How to interpret movie scenes: the action point of view
We watch movies, but movies act on us.
They are also multi-dimensional. One could liken or compare The Artist to a portrait, a novel or a symphony. Maybe all rolled up into one huge art and cultural alloy.
Movies carry so many dimensions that it is natural to ask: how does one really watch a movie? Like say, The Lord of the Rings, or Baahubali?
That might sound kiddish. You simply watch a movie like you read a novel, or look at a painting, or listen to a song. You simply watch it.
Or if you have in mind serious reflections, you can check out film analysis and cinema studies, and find out about signs, codes, metaphors and symbols. The language of cinema.
But that sort of spoils the actual experience. You wouldn’t want to suddenly begin your cinema studies dissecting symbols and miss out on Black Widow in action.
In the past year or two I watched many movies. From Hollywood, Bollywood, and even Tollywood.
And the two-hour plus, belief-suspended, intense emotional experiences often left me giddy and thoughtless.
Surely it was easy to understand movies. They had three or four parts. And there was a story, a script and dialogues. The actors were on the screen playing it out. What could be so baffling? Heck, I had attended a script writing workshop, written short plays, and even directed one inside a workshop.
I was not on terms with movies. There was something amiss. Was there a way to watch them that could give a more complete sense of the on goings on screen.
I had once tried to watch the visuals on screen and describe them in verbal language. So I would watch a smoke filled night patrol scene unfold, or a car chase sequence, and mentally describe it in my own words. But this was tiresome.
I tried it another way. I could watch actions and scenes and match them to corresponding parts of the script. Like a visual format converted to its ‘novel’ form. This one was easier, and allowed me to focus on many things in the scene and what actors did, which earlier might have gone unnoticed. I was in essence reading the ‘novel’ by watching the movie. But doing this left me feeling dry after a while.The mind needs to be shut off while watching.
So I turned my gaze on another dimension: meaningful, substantive, real action. That everyone paid for and went to watch.
The action perspective
A movie by its very nature is a sequence of actions that unfold in a story defined space and time. There can’t be anything in it, but some action that propels the story forward.
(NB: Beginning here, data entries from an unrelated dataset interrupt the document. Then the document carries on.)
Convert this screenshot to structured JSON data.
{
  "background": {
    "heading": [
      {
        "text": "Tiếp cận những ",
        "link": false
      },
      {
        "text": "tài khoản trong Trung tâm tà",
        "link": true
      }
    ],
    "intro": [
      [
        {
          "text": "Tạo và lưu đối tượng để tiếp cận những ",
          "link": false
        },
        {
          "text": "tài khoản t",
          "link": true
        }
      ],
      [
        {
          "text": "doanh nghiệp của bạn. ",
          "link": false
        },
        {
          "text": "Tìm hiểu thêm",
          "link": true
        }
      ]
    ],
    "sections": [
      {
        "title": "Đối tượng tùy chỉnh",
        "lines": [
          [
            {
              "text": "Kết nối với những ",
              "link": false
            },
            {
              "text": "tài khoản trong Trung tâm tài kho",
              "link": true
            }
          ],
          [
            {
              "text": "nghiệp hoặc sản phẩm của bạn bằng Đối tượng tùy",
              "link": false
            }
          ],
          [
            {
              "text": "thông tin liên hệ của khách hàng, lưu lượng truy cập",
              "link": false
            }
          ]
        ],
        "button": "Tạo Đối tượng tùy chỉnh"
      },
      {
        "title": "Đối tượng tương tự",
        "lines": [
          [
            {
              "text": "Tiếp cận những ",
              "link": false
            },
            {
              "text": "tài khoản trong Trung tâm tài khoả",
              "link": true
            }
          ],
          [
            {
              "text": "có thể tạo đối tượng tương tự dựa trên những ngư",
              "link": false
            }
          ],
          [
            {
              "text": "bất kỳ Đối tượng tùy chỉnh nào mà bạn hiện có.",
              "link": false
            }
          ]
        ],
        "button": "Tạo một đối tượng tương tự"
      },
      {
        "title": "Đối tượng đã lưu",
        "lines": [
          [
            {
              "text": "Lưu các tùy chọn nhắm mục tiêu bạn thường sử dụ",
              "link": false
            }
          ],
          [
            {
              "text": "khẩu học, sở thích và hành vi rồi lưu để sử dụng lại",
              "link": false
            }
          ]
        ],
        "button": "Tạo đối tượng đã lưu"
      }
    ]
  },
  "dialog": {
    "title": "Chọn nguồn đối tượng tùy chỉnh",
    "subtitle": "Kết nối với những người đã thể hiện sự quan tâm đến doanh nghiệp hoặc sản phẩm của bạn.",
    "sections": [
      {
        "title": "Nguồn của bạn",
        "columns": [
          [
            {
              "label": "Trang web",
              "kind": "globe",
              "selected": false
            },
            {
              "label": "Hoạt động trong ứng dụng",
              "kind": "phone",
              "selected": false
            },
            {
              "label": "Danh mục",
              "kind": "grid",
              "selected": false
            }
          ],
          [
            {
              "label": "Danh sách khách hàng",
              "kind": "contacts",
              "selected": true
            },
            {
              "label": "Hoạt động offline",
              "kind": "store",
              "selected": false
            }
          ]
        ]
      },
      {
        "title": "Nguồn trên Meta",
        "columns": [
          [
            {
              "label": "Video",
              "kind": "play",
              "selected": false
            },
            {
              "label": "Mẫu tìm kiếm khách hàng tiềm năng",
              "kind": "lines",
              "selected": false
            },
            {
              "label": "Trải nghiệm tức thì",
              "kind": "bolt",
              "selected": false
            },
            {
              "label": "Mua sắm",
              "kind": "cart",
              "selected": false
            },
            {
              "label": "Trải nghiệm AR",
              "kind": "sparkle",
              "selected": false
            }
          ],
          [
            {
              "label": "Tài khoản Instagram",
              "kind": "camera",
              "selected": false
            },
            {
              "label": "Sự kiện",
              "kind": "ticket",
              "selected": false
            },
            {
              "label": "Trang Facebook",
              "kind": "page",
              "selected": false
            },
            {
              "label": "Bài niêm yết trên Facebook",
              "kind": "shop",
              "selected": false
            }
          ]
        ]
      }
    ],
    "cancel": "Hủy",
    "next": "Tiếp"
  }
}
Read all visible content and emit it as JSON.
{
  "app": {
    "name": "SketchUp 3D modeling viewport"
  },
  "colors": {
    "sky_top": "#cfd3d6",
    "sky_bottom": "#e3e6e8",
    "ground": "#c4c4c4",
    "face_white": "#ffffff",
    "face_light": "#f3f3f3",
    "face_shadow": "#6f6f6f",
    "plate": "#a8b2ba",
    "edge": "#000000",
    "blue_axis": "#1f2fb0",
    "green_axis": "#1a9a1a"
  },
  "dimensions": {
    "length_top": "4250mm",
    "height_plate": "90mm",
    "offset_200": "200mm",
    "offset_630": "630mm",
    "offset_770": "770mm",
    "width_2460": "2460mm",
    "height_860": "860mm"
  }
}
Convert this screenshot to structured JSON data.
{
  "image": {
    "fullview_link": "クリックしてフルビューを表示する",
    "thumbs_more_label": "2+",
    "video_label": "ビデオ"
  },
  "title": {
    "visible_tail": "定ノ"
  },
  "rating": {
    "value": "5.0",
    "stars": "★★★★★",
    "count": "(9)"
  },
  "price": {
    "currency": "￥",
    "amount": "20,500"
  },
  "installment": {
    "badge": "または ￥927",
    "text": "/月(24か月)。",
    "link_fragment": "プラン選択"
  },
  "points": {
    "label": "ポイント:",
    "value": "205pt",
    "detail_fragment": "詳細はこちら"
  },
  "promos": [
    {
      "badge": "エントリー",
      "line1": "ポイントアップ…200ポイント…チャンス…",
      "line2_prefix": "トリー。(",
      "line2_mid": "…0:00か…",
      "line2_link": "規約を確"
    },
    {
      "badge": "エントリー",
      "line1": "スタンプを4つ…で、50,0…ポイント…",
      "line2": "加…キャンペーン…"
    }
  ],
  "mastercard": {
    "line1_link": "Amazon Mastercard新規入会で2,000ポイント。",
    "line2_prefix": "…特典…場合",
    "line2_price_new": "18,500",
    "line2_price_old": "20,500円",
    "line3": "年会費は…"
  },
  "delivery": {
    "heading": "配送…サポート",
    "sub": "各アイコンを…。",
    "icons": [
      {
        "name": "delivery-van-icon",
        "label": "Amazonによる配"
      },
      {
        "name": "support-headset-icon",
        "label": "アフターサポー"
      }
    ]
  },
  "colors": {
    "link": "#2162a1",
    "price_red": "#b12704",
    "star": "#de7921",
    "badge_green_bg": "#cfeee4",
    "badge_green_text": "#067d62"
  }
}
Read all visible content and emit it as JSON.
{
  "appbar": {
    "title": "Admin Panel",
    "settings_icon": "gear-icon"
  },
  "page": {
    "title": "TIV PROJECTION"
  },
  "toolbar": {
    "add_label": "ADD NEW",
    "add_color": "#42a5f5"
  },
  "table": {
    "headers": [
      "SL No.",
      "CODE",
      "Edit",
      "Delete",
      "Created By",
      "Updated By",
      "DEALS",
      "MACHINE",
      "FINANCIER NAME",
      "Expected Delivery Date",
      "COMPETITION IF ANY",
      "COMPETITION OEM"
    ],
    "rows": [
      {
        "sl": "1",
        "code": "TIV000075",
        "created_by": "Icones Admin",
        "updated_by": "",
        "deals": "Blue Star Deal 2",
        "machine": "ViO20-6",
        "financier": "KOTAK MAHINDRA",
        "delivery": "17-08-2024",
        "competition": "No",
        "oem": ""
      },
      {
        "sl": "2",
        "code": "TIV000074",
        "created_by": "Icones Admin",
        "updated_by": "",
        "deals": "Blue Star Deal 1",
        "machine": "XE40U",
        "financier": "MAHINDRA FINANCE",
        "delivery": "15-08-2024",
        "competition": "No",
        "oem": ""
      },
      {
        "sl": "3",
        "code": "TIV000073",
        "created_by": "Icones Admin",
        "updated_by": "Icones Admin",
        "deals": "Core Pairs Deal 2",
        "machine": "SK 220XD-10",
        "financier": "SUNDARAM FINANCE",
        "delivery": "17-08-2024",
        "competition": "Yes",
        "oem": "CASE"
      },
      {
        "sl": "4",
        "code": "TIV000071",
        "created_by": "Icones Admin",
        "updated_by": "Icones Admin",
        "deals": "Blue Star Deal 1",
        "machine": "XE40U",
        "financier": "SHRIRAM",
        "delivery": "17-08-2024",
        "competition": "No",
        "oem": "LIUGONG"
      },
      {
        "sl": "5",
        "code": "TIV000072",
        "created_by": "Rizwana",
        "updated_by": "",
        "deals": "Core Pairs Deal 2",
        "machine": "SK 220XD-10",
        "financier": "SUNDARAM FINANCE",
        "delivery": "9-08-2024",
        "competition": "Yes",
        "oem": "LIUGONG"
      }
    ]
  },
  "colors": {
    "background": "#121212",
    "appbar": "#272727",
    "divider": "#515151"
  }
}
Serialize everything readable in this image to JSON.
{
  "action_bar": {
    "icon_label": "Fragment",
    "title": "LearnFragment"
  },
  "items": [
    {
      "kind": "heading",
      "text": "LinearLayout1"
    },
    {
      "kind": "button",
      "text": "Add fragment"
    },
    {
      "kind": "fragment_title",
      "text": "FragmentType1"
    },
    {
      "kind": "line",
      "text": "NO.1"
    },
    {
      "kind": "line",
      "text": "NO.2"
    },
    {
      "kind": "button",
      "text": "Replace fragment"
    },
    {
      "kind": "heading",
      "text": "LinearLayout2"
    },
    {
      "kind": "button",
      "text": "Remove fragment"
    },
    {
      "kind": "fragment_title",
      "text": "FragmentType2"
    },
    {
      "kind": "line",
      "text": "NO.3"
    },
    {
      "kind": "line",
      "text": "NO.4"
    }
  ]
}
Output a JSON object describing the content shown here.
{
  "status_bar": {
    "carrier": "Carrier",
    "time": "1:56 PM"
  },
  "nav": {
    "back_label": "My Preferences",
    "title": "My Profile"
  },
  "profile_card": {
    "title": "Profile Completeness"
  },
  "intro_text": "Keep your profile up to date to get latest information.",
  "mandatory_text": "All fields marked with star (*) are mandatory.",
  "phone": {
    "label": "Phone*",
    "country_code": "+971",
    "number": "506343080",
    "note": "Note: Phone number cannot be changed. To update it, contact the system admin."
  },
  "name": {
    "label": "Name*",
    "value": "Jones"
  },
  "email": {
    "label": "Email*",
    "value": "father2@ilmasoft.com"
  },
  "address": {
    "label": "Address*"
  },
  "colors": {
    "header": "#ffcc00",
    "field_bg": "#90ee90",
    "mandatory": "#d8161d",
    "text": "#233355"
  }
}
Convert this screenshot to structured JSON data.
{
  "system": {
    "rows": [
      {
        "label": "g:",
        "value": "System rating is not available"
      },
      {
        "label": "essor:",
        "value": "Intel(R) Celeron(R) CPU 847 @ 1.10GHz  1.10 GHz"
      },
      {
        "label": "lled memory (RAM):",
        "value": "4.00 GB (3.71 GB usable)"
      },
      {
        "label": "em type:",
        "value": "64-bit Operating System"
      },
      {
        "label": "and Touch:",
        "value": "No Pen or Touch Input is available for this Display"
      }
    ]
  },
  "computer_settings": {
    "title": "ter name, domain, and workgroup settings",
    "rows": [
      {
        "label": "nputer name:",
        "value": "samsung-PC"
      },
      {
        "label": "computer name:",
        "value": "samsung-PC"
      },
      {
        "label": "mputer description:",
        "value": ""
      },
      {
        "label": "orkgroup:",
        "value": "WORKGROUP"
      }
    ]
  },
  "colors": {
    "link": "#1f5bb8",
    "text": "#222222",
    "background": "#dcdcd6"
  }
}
We also consider movies as a visual medium. The visual language (derived from settings, camera angles, lights, colors and so on) comes into play and needs attention. Imagine placing actors and sets at random and using ill placed camera angles. The scenes would lose their highlights and power. But in my method of viewing, it is secondary.
I tried this method on some movies, and it gave me a better experience with interpreting and reading movies on the go.
Let’s check out the following clips, where I have placed comments using the above method. The comments are meant to draw attention to the action, and are really a bare minimum suggestion. While watching, observe the action as a whole.
Avengers: Age of Ultron
The simplest way to use this method is in real action sequences. The initial fight scene between Hawkeye and the ‘enhanced’. The setting among trees is important – allows hide-seek and rapid turn around.
The bedroom scene. Hope has just defended his title, and is heavily bruised. The use of wall mirror is surprising. This element doesn’t appear again. I wonder if it was used to invoke some symbolic connection with the fact that the wife was to die later.
The poor girl is now a princess-to-be, and is all set to attend the castle party.
You might observe many other aspects in the above clips. Every pair of eyes is different. The main thing is to stay focused on action. Good editors and directors will try and present only the most important and meaningful bits, and the scenes will be edited and tailor-made to form a complete story.
Finally, there will be higher and more abstract things to contend with – metaphors, symbols, repeated patterns, connections… These should begin to make sense as you continue and finish watching.
Have a happy movie watching weekend!